This work was a great addition to my library and has been a great help with my birding. What a wonderful resource this book is. This one works for me.
on December 21, 2013
This book, with full color photos in many different positions, really helps me to identify the birds in our back yard. Most recently, we had a hawk visiting which turned out to be a red-shouldered hawk. Another time I saw a very strange looking robin, which turned out to be a juvenile. I also gave this book to three of my relatives who love bird watching. It's really wonderful.
on October 21, 2010
Have been waiting for this guide to come out and I have to agree with the other reviewers - it is heavy (it is NOT portable into the field!) & the photos are outstanding! The time & effort put forth to create this guide are obvious & appreciable. I actually think the shorebirds, raptors and gulls are well done - especially for a general field guide. A fair amount of the warblers have photos depicting fall plumage. The included CD has good variety of birds and I have always thought their bird call CD's to be amongst the best on the market. A definite bonus!

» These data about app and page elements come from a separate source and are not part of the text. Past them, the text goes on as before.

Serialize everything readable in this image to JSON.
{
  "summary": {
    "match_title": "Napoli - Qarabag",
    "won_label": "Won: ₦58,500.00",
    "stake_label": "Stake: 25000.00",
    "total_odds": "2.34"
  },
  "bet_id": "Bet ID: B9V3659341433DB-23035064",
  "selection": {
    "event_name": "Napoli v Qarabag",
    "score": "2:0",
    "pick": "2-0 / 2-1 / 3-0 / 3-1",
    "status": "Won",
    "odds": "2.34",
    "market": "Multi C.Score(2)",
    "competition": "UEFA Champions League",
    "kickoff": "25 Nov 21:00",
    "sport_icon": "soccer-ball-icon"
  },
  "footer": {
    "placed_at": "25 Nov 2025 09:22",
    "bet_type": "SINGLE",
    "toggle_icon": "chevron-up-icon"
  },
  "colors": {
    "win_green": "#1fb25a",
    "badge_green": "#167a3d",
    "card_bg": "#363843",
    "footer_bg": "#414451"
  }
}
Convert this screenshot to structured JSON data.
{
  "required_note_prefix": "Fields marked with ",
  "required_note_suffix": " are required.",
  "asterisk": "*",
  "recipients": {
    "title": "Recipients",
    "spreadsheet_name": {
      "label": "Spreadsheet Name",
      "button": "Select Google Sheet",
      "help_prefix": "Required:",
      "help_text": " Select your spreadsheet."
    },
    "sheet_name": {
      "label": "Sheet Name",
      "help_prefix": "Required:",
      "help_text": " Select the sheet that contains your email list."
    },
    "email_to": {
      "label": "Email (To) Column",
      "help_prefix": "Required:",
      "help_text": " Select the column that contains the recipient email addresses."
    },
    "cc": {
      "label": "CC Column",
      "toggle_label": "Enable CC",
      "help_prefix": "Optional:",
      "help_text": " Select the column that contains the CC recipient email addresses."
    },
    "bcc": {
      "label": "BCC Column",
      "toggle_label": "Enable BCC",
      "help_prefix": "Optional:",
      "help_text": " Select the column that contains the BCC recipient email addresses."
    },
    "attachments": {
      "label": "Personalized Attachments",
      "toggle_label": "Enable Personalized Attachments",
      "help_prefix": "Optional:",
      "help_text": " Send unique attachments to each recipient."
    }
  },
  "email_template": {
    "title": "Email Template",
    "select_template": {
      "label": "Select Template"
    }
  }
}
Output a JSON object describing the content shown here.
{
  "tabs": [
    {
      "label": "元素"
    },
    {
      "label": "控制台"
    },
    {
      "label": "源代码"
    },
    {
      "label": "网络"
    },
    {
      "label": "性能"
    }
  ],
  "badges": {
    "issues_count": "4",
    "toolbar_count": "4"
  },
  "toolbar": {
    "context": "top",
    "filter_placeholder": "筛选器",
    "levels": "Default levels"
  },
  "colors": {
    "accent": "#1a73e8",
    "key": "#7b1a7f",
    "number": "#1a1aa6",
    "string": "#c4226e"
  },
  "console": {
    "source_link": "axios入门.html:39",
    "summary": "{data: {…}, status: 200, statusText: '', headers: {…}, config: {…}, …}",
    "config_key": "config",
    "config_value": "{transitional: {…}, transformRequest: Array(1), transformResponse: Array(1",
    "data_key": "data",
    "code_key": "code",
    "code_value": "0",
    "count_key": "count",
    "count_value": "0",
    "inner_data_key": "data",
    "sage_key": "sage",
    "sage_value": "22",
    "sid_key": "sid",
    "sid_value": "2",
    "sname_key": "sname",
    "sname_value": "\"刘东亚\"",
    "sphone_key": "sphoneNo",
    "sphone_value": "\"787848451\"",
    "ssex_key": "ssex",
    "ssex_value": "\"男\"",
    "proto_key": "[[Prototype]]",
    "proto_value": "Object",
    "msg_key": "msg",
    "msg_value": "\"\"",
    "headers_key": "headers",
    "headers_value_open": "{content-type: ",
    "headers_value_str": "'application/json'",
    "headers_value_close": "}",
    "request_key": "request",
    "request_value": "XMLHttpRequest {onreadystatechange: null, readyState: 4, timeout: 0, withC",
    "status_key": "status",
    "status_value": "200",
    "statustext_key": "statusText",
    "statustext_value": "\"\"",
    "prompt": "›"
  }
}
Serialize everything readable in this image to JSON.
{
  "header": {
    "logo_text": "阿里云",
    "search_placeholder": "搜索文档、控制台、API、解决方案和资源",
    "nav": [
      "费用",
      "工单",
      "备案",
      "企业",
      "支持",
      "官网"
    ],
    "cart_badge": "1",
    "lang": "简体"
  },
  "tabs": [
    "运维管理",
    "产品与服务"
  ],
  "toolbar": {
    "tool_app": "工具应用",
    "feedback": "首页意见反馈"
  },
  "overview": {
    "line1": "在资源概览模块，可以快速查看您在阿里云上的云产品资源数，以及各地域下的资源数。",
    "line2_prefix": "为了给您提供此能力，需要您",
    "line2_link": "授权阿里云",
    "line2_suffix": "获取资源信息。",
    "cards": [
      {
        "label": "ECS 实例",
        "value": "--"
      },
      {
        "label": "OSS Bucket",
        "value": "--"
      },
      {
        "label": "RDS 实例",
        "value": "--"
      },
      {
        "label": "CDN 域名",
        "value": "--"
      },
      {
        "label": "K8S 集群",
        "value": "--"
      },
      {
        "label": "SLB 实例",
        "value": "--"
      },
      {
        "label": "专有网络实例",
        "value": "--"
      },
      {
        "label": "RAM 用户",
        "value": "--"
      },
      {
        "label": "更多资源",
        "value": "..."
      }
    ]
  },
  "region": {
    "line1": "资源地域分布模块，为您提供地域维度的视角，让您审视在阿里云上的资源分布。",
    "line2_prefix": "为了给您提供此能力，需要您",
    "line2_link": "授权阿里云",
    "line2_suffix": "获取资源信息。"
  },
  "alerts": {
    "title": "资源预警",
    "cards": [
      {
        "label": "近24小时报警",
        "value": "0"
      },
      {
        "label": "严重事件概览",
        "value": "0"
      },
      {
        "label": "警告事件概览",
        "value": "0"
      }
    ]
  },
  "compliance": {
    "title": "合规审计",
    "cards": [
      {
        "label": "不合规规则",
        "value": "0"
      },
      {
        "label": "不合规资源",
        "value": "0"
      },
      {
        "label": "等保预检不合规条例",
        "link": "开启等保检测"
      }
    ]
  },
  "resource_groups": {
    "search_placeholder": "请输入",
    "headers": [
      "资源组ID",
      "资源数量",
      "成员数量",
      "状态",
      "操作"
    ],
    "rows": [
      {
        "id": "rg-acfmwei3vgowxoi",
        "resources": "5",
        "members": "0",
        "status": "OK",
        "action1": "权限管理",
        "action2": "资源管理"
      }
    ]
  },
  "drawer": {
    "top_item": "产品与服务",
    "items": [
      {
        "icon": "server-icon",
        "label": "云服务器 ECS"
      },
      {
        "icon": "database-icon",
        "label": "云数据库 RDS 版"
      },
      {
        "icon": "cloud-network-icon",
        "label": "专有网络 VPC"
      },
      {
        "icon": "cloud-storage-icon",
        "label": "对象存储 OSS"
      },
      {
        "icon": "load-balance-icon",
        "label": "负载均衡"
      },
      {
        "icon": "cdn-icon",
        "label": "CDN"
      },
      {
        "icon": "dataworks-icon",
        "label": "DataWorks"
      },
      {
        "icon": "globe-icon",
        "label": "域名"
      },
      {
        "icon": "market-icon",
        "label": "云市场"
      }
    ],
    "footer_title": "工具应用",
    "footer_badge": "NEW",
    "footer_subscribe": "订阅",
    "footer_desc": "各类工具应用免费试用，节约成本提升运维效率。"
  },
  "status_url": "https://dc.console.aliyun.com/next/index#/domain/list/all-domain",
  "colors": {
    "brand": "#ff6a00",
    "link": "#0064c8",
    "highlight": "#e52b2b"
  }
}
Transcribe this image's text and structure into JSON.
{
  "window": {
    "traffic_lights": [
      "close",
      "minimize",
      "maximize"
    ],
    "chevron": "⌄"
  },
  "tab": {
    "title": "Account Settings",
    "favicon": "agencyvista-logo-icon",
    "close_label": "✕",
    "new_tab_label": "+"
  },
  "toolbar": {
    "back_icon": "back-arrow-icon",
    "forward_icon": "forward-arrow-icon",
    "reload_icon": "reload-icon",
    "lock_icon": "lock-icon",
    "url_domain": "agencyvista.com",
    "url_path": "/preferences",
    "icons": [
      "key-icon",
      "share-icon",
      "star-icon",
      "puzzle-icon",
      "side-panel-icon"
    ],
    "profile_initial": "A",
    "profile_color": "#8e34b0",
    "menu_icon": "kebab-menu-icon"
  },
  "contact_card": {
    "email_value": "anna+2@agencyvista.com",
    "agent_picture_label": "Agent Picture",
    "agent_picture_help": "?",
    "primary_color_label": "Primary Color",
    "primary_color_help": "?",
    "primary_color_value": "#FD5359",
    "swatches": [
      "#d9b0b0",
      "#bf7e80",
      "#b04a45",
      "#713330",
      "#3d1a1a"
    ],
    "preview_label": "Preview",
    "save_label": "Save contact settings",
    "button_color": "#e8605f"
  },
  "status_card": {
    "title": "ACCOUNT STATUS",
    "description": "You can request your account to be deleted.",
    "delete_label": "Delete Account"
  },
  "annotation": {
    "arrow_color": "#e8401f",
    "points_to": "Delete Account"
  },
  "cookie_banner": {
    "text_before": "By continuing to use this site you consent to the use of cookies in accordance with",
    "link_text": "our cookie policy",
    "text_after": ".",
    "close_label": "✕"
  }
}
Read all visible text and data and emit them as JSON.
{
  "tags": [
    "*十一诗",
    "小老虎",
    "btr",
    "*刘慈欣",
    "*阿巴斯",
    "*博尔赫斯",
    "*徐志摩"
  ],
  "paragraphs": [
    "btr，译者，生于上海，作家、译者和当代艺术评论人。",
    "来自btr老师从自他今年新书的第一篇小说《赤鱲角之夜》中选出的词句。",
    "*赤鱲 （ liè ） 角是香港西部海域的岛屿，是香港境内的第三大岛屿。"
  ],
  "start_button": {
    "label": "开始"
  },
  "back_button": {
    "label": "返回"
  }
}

Realizing that it is difficult to get good/great photos of all birds at all stages of development, my one quibble is that for many species, there are no juvenile/immature photos at all. For example - for the woodpecker species in this volume, there are photos of juveniles for 6 of the 23 listed. However, in defense of this volume, most guides (photographic or painting) on the market suffer the same issue.
1-1-11: Have had this guide for a little while and must say I have really come to appreciate this guide! The gull section is really quite impressive! I absolutely recommend this guide - I have found myself referring to it more & more.
I'm a birder that has always believed in the superiority of illustrations for a field guide. I have loads of picture field guides and have felt them important as references as sometimes photos do show an aspect that the illustrators may not, especially in size and shape.
I had to be won over on a photo guide and I am definitely into this one, maybe just a fling but so far so good. I don't think there will ever be the perfect guide but this like several others, comes close and I am surprised as this is all photos.
There are excellent photos, perched, in flight, juvenile, adult, male and female are almost all there for all species and another great aspect of the book is inclusion of subspecies. You will not find another guide with a more comprehensive photo gallery of the species of birds of North America. Also this book includes more of the vagrant species such as Western Reef Heron, Lesser Frigatebird etc. that many of the other guides do not have. This comes with a burdensome weight of the book, making it unlikely that you would want to lug it in the field.
The organization of the book is also excellent with everything about each species on one or two pages, all photos as mentioned above, the status and distribution and maps as well as a complete description with a new emphasis on shape. I liked this treatment on comparison identification of the female Common and Red-breasted Merganser, something that was intuitive to me but well described in the guide.
There are a few problems here I could be picky about, for example poor under-wing views of some of the Godwits (a key ID issue)and I still feel illustrations may be best for depicting plumage as photos can only show the well lit details. But this is a great book, that is until the next one comes along!